Diarmaid MacCulloch is Professor of the History of the Church at Oxford University. His Thomas Cranmer (1996) won the Whitbread Biography Prize, the James Tait Black Prize and the Duff Cooper Prize; Reformation: Europe's House Divided 1490-1700 (2004) won the Wolfson Prize and the British Academy Prize. A History of Christianity (2010), which was adapted into a six-part BBC television series, was awarded the Cundill and Hessel-Tiltman Prizes. His Gifford Lectures at the University of Edinburgh were published in 2013 as Silence: A Christian History. His most recent television series (2015) was Sex and the Church. He was knighted in 2012.
As stylishly written as it is scholarly * Guardian * This biography is a major work of scholarship of the type that will reset academic understanding of the Tudor politics for a generation. ... Part of MacCulloch's skill is to introduce even the general reader to the thrill of a historian's process ... and, golly, can MacCulloch make a Tudor paper-trail seem exciting. -- Kate Maltby * Financial Times * Triumphant and definitive ... a masterpiece of documentary detective-work, which buzzes with the excitement of a great historian immersed archives, interrogating not only the thousands of papers Cromwell left behind, but also the gaps left by a (presumed) shredding of evidence as Cromwell's partisans sought to save him from the king's wrath -- Dan Jones * Sunday Times * MacCulloch sets out to understand exactly the job that a 16th-century Cromwell did.

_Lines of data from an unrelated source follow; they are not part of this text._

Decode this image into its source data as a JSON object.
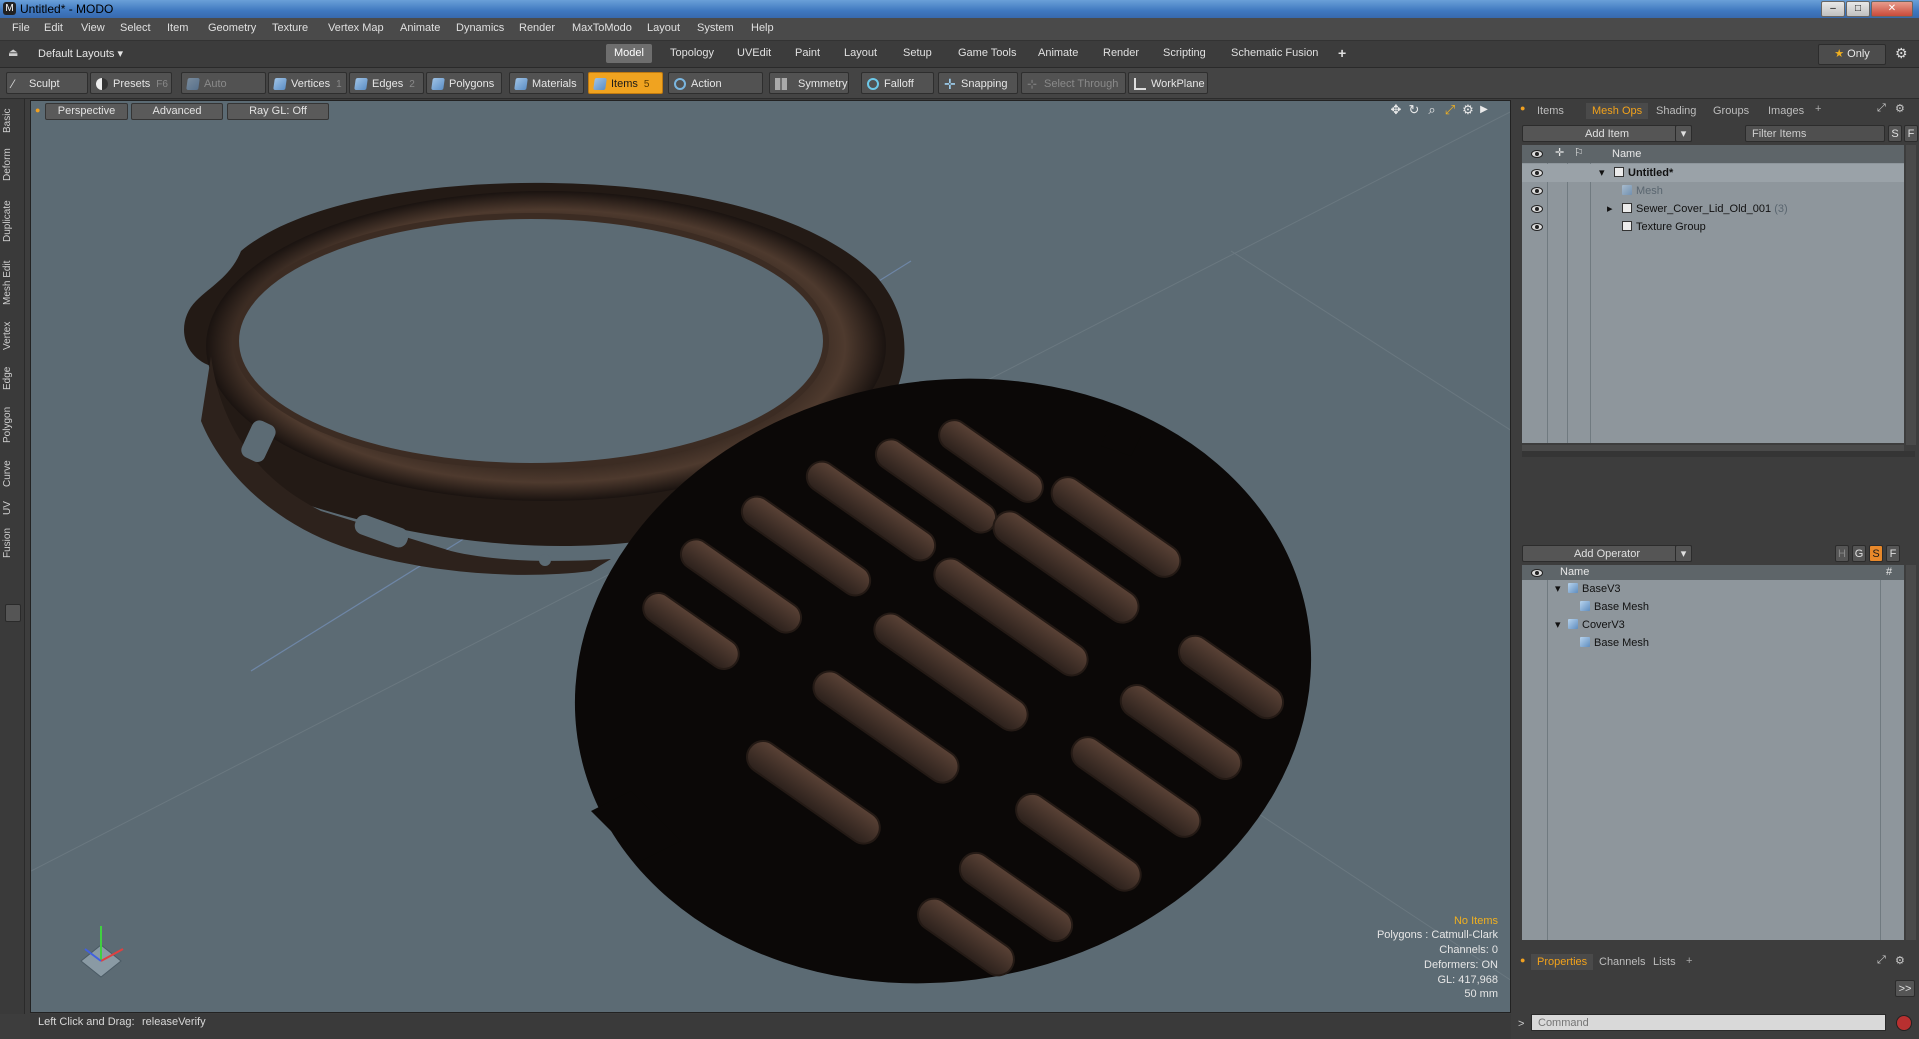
{
  "window": {
    "title": "Untitled* - MODO",
    "minimize": "–",
    "maximize": "□",
    "close": "✕"
  },
  "menu": [
    "File",
    "Edit",
    "View",
    "Select",
    "Item",
    "Geometry",
    "Texture",
    "Vertex Map",
    "Animate",
    "Dynamics",
    "Render",
    "MaxToModo",
    "Layout",
    "System",
    "Help"
  ],
  "layout_bar": {
    "layout_selector": "Default Layouts",
    "tabs": [
      "Model",
      "Topology",
      "UVEdit",
      "Paint",
      "Layout",
      "Setup",
      "Game Tools",
      "Animate",
      "Render",
      "Scripting",
      "Schematic Fusion"
    ],
    "active_tab": "Model",
    "add_tab": "+",
    "only_label": "Only"
  },
  "toolbar": {
    "sculpt": "Sculpt",
    "presets": "Presets",
    "presets_key": "F6",
    "auto_select": "Auto Select",
    "vertices": "Vertices",
    "vertices_key": "1",
    "edges": "Edges",
    "edges_key": "2",
    "polygons": "Polygons",
    "materials": "Materials",
    "items": "Items",
    "items_key": "5",
    "action_center": "Action Center",
    "symmetry": "Symmetry",
    "falloff": "Falloff",
    "snapping": "Snapping",
    "select_through": "Select Through",
    "workplane": "WorkPlane"
  },
  "left_tabs": [
    "Basic",
    "Deform",
    "Duplicate",
    "Mesh Edit",
    "Vertex",
    "Edge",
    "Polygon",
    "Curve",
    "UV",
    "Fusion"
  ],
  "viewport": {
    "view_mode": "Perspective",
    "shading": "Advanced",
    "raygl": "Ray GL: Off",
    "info": {
      "items": "No Items",
      "polygons": "Polygons : Catmull-Clark",
      "channels": "Channels: 0",
      "deformers": "Deformers: ON",
      "gl": "GL: 417,968",
      "scale": "50 mm"
    }
  },
  "items_panel": {
    "tabs": [
      "Items",
      "Mesh Ops",
      "Shading",
      "Groups",
      "Images"
    ],
    "active_tab": "Mesh Ops",
    "add_item": "Add Item",
    "filter_placeholder": "Filter Items",
    "s_btn": "S",
    "f_btn": "F",
    "col_name": "Name",
    "tree": [
      {
        "label": "Untitled*"
      },
      {
        "label": "Mesh"
      },
      {
        "label": "Sewer_Cover_Lid_Old_001",
        "count": "(3)"
      },
      {
        "label": "Texture Group"
      }
    ]
  },
  "meshops_panel": {
    "add_operator": "Add Operator",
    "h_btn": "H",
    "g_btn": "G",
    "s_btn": "S",
    "f_btn": "F",
    "col_name": "Name",
    "col_hash": "#",
    "tree": [
      {
        "label": "BaseV3"
      },
      {
        "label": "Base Mesh"
      },
      {
        "label": "CoverV3"
      },
      {
        "label": "Base Mesh"
      }
    ]
  },
  "properties_panel": {
    "tabs": [
      "Properties",
      "Channels",
      "Lists"
    ],
    "active_tab": "Properties",
    "expand": ">>"
  },
  "command": {
    "placeholder": "Command"
  },
  "status": {
    "hint_label": "Left Click and Drag:",
    "hint_value": "releaseVerify"
  }
}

And he succeeds, in a biography that balances a wealth of particular detail with a consistent grasp on the larger story, and holds the attention for the whole of its formidable length ... MacCulloch's brilliant book, a model of classical historical biography at its finest, gives us plenty of material for thinking about how to diagnose (and protect ourselves against) absolutisms that depend on denying human dignity and legal right to strangers and questioners -- Rowan Williams * New Statesman * Diarmaid MacCulloch's hugely impressive new biography, meticulous and magisterial, thus meets a reading public with arms open to receive it. ... If this is not the definitive biography, I don't know what that would look like. -- Peter Marshall * Literary Review * Thomas Cromwell has famously defied his biographers, but no more. Diarmaid MacCulloch's book is subtle, witty and precisely constructed. He has sifted the vast archive to clear away the accumulated error, muddle and propaganda of centuries, allowing us to see this clever and fascinating man better than ever before, and in the mirror of his times. This is the biography we have been awaiting for 400 years -- Hilary Mantel